*** Opening Task input ***
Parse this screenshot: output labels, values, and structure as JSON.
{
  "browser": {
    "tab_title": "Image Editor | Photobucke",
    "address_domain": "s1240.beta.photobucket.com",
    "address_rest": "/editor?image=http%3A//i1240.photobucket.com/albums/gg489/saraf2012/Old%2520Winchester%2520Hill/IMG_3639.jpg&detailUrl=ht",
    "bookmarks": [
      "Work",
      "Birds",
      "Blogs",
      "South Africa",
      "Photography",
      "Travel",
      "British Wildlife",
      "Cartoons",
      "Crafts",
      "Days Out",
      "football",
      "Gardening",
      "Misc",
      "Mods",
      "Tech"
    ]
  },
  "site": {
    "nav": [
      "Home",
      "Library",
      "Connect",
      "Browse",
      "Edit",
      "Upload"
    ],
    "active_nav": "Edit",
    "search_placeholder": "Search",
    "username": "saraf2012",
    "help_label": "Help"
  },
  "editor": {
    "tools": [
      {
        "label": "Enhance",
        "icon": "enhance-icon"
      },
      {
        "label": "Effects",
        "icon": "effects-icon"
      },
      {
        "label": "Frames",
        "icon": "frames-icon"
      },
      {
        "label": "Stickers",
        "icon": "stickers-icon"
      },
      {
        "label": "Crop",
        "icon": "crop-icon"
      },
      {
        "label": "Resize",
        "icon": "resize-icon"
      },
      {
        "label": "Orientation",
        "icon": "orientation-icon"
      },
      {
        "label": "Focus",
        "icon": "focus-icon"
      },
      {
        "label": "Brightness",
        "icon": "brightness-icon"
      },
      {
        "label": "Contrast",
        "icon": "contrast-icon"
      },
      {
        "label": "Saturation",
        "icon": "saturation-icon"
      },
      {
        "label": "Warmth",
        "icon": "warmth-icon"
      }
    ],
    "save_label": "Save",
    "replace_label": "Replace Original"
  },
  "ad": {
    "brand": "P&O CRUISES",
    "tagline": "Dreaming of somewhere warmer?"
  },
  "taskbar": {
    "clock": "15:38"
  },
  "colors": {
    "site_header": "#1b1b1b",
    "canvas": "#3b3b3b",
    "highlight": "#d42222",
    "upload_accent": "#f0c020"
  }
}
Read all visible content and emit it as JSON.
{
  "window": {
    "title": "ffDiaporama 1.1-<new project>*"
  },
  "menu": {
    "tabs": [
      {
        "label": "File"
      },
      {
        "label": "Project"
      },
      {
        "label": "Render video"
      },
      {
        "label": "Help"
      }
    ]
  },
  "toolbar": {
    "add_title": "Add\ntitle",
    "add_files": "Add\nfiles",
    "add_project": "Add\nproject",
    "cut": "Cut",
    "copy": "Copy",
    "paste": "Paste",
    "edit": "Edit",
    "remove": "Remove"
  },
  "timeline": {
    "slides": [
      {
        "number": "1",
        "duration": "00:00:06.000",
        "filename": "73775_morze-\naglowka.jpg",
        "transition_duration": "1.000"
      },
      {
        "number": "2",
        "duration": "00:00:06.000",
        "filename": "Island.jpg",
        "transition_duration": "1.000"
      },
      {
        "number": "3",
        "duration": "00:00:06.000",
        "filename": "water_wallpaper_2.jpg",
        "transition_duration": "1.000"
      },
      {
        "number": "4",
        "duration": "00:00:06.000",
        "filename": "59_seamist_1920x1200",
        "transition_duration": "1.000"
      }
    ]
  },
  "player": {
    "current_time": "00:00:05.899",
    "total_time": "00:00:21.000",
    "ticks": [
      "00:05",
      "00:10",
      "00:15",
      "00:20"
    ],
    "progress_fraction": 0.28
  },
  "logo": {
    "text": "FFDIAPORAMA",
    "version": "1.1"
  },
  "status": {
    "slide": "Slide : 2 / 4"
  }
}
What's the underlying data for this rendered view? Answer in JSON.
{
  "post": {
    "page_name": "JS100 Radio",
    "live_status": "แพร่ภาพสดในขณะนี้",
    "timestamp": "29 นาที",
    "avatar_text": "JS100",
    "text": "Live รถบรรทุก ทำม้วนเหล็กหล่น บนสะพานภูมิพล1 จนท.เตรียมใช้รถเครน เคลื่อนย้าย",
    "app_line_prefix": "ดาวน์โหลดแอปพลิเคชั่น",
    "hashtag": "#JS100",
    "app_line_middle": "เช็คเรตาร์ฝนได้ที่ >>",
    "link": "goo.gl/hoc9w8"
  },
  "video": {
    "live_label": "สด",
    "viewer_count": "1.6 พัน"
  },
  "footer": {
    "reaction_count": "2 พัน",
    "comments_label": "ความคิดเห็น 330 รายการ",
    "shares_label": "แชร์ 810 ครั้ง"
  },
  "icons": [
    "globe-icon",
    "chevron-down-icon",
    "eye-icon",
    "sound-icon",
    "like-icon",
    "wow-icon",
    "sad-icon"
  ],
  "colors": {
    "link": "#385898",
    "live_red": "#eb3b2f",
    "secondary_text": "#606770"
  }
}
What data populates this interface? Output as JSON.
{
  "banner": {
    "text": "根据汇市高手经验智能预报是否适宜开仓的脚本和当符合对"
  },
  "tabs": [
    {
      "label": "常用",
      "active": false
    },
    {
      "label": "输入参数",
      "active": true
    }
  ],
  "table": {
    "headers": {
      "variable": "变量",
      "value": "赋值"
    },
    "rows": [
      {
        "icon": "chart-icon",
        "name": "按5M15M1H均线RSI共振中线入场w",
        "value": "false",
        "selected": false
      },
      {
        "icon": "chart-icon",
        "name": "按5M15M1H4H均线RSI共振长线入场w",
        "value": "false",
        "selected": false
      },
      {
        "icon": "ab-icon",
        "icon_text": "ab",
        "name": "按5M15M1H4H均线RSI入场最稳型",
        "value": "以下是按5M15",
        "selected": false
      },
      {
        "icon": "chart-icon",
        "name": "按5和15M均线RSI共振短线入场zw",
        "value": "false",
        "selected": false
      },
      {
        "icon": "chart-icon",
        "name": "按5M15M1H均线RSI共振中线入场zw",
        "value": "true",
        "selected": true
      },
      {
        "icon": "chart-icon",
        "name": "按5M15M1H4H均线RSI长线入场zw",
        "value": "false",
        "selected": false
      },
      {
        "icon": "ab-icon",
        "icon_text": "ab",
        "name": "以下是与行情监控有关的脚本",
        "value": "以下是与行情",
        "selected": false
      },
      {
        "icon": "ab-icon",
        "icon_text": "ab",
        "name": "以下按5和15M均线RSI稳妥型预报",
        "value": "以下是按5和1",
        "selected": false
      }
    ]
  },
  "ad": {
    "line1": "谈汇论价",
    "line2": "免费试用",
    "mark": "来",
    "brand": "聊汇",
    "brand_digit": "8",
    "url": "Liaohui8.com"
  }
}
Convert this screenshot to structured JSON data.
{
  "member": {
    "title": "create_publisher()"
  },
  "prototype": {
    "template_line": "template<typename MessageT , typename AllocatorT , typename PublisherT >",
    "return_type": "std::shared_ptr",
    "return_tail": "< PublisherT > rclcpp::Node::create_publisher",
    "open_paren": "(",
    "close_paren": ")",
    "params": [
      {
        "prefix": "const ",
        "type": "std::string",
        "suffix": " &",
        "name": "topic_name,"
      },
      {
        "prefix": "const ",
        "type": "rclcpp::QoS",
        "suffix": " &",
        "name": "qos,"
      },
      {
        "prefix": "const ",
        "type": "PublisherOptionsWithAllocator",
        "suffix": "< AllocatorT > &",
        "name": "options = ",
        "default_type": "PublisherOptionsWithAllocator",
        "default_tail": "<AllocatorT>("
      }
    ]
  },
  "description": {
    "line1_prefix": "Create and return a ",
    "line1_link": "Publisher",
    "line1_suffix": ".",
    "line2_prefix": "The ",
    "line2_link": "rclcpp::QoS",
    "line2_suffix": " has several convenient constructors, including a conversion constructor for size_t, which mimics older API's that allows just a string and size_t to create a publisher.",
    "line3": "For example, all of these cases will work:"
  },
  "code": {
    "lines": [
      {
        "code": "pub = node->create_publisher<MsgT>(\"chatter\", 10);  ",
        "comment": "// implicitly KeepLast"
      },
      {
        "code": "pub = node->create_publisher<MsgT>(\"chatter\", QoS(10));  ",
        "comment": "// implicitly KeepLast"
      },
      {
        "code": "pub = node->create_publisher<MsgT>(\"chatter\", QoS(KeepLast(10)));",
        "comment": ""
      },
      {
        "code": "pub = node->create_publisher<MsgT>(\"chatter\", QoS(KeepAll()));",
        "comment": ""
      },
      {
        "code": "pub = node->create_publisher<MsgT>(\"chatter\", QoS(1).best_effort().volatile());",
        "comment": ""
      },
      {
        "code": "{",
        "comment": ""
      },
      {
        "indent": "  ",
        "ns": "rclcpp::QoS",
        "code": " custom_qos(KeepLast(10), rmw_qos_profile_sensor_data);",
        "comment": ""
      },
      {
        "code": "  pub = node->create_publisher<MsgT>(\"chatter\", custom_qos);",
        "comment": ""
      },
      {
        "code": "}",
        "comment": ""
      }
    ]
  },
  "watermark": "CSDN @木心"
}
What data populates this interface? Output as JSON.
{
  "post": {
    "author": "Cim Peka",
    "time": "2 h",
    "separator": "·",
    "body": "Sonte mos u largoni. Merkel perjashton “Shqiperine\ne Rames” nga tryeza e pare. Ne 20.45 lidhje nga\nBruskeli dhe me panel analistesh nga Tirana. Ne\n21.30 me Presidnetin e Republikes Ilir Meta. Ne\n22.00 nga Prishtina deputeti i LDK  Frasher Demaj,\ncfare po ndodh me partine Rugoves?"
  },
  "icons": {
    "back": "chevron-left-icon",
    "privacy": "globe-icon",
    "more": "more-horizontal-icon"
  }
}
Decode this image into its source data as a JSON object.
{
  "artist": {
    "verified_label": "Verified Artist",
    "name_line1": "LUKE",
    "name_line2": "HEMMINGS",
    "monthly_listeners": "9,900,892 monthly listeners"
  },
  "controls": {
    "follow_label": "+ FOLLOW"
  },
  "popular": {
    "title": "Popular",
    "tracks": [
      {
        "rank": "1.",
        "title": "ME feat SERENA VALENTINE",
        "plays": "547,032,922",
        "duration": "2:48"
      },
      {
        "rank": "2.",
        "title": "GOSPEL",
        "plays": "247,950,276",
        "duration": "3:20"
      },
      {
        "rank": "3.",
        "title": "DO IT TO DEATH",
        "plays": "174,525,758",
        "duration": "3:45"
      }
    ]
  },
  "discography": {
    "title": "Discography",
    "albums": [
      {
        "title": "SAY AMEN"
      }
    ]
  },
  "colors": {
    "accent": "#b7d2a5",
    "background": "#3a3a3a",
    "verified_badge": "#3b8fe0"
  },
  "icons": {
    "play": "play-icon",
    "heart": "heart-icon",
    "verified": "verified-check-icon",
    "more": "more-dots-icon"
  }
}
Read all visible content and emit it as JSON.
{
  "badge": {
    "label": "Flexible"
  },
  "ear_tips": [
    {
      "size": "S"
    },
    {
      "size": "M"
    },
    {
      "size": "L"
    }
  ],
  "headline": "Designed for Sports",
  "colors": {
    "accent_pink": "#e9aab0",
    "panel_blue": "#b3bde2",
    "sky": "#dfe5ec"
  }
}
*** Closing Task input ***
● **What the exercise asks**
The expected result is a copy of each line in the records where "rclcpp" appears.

● **Solution to the exercise**
    "return_tail": "< PublisherT > rclcpp::Node::create_publisher",
        "type": "rclcpp::QoS",
    "line2_link": "rclcpp::QoS",
        "ns": "rclcpp::QoS",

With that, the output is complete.